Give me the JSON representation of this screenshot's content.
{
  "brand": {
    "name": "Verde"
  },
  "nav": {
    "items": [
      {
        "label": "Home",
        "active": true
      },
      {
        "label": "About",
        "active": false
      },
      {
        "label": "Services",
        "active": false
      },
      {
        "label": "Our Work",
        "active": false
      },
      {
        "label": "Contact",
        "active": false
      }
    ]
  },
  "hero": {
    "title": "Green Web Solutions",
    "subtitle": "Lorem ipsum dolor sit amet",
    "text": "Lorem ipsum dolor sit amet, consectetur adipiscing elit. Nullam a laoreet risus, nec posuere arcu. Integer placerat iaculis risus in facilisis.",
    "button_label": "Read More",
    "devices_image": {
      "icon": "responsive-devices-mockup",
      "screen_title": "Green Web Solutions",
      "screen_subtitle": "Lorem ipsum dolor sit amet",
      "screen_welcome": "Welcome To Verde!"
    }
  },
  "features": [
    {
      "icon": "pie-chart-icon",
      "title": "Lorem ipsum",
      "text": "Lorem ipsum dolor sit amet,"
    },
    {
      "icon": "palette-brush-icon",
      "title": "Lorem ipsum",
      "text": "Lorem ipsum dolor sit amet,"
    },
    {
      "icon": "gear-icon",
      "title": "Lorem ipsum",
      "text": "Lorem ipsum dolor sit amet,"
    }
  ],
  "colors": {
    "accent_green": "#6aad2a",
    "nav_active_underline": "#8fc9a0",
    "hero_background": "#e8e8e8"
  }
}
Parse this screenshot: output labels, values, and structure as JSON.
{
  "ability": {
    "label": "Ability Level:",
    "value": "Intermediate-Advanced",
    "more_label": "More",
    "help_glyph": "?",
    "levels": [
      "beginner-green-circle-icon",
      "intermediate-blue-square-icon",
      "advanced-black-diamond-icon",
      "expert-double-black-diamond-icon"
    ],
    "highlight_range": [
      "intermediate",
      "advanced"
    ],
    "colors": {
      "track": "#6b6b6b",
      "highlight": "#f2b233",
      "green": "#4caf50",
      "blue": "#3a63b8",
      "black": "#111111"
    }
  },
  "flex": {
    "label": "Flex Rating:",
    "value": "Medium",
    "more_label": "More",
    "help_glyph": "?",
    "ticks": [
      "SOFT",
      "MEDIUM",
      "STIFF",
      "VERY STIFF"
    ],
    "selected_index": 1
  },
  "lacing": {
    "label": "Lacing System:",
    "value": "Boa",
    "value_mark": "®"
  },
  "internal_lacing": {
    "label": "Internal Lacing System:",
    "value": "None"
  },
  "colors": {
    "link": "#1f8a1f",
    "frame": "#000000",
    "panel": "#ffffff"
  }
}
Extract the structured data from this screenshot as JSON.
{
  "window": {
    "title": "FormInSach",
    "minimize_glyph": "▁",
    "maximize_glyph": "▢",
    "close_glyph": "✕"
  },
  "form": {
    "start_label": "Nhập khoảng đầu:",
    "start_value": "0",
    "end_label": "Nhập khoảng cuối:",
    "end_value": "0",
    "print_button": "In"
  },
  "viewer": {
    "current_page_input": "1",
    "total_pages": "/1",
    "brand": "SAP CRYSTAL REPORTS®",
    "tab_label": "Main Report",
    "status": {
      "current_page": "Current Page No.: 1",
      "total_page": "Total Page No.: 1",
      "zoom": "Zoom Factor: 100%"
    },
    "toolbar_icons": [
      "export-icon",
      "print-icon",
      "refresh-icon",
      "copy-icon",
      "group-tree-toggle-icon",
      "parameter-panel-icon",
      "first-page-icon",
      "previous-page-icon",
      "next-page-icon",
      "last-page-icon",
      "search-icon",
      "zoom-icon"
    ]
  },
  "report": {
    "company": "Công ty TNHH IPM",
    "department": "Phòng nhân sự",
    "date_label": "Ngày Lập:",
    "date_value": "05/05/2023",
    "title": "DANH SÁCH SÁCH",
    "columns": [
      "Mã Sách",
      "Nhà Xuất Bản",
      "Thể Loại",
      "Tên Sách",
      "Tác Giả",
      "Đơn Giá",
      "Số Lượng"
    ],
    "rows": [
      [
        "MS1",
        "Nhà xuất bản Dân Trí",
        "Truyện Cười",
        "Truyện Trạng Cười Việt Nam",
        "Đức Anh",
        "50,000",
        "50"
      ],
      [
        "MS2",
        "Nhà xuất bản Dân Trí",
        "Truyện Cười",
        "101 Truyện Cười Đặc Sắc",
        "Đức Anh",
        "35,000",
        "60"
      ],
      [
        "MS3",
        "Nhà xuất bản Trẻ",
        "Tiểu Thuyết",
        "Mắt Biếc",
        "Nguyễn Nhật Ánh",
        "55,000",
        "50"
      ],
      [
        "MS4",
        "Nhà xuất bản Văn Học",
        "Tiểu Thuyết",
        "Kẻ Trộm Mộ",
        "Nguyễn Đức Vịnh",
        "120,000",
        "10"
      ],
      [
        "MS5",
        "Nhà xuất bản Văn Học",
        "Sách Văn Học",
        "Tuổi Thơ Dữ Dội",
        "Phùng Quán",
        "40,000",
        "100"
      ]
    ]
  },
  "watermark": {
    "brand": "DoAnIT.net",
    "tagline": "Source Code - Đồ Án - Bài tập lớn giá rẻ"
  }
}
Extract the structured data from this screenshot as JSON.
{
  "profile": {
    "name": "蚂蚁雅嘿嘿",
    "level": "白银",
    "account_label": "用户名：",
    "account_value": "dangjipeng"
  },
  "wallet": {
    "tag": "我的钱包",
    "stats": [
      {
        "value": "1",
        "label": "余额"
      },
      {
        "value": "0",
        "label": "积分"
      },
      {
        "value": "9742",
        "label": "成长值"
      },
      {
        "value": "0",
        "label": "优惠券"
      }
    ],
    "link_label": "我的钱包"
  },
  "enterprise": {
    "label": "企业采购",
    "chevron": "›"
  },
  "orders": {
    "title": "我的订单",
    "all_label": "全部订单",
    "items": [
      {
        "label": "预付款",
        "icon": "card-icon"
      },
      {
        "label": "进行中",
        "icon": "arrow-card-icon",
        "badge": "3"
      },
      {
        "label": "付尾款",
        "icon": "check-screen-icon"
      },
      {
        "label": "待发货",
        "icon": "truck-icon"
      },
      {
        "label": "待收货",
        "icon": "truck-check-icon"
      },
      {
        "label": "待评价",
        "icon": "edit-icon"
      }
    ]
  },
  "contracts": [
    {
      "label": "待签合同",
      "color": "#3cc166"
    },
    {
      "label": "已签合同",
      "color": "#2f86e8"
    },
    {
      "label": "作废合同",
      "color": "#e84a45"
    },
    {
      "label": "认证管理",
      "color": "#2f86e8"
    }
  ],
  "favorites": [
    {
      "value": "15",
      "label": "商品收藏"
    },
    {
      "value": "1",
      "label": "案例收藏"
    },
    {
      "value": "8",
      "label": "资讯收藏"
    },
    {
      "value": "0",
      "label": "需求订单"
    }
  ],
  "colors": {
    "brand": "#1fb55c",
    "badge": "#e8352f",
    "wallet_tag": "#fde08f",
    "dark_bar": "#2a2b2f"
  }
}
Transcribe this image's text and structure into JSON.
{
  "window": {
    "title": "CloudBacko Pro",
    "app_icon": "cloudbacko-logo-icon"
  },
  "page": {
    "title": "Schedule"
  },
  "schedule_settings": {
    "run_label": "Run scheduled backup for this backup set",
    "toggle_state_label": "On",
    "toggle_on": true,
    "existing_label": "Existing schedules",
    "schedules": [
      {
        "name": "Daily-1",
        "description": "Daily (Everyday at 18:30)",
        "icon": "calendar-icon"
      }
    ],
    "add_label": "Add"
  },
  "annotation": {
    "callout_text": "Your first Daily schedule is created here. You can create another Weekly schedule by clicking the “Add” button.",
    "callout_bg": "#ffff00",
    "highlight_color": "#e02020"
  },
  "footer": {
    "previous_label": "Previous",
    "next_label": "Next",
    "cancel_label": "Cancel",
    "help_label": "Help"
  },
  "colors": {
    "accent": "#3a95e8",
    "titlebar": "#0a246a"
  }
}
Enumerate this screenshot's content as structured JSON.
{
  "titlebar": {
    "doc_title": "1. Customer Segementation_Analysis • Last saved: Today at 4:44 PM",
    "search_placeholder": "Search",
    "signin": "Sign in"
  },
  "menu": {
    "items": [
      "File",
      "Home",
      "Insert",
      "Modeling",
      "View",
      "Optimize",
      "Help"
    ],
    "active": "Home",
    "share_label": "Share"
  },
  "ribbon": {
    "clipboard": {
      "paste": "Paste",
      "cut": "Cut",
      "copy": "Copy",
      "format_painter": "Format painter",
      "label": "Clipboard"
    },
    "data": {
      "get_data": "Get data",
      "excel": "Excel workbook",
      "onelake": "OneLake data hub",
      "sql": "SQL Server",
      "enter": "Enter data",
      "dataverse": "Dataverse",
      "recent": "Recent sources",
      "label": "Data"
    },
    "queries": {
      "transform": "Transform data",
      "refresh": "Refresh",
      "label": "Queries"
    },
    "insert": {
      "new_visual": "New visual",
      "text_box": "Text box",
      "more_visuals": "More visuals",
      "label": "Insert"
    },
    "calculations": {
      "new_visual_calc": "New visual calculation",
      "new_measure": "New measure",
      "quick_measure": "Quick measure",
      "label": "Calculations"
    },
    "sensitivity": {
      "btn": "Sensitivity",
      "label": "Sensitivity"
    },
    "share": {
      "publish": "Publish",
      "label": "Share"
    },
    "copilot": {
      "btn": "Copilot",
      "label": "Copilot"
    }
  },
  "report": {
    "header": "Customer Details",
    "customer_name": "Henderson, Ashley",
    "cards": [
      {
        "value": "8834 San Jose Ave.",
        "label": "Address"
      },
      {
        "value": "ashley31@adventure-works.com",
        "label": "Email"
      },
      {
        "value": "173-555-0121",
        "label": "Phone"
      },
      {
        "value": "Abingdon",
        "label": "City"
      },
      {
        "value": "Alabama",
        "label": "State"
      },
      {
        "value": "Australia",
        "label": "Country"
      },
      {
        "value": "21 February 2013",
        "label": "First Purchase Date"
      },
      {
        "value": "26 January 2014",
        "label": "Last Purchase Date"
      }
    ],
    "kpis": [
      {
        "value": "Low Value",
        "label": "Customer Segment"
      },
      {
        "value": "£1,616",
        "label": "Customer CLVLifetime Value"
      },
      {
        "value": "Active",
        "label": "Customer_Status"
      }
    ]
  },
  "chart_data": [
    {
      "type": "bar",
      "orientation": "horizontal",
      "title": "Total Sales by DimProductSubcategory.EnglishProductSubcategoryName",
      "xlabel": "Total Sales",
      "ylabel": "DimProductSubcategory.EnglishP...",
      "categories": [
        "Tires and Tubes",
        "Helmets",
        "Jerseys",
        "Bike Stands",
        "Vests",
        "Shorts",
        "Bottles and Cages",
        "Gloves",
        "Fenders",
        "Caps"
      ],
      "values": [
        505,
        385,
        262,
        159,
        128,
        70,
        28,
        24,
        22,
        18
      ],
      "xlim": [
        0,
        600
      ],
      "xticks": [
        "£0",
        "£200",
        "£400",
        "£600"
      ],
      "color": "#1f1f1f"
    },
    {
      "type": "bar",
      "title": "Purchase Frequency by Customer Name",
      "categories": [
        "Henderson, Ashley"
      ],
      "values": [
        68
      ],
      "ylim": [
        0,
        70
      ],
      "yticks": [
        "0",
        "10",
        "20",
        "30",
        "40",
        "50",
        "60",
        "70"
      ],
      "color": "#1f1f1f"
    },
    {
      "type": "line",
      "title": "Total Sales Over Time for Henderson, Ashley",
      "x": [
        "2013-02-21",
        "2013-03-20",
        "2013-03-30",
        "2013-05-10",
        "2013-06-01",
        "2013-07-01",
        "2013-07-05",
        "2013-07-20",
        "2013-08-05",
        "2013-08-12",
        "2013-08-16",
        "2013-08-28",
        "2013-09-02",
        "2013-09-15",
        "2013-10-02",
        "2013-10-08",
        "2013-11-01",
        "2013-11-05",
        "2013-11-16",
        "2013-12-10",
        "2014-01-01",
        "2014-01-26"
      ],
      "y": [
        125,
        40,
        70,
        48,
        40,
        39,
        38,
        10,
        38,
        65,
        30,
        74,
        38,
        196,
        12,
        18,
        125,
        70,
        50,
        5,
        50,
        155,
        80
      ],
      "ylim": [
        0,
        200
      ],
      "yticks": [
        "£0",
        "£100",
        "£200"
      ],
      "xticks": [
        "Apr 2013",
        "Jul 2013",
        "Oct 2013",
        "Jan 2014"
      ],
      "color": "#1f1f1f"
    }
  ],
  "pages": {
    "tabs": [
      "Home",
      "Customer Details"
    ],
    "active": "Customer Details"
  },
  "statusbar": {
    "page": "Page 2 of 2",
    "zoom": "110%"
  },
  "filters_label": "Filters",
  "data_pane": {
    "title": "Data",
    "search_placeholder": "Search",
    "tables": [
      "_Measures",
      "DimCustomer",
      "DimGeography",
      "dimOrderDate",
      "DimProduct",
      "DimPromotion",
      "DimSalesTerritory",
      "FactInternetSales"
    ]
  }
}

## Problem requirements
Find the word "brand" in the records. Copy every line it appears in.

## Response area
  "brand": {
    "brand": "SAP CRYSTAL REPORTS®",
    "brand": "DoAnIT.net",
    "brand": "#1fb55c",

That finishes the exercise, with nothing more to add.